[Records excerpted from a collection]
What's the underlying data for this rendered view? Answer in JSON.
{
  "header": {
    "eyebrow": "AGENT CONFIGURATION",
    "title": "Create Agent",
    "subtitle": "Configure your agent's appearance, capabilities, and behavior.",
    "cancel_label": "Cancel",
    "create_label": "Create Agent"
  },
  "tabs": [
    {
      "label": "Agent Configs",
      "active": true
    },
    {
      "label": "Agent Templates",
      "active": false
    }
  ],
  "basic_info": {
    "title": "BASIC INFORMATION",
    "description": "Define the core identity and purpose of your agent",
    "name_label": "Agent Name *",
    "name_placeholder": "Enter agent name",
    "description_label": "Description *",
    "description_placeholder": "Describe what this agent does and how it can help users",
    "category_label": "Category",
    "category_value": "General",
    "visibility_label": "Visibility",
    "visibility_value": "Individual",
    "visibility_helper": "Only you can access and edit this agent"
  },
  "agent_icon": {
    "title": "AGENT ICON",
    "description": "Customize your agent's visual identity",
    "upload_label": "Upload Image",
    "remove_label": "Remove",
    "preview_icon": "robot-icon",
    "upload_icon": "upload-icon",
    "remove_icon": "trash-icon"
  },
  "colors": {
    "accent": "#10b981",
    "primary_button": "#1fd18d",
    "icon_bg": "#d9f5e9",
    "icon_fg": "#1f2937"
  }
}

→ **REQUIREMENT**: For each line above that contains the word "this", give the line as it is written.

→ **TASK RESPONSE**:
What's the underlying data for this rendered view? Answer in JSON.
    "description_placeholder": "Describe what this agent does and how it can help users",
    "visibility_helper": "Only you can access and edit this agent"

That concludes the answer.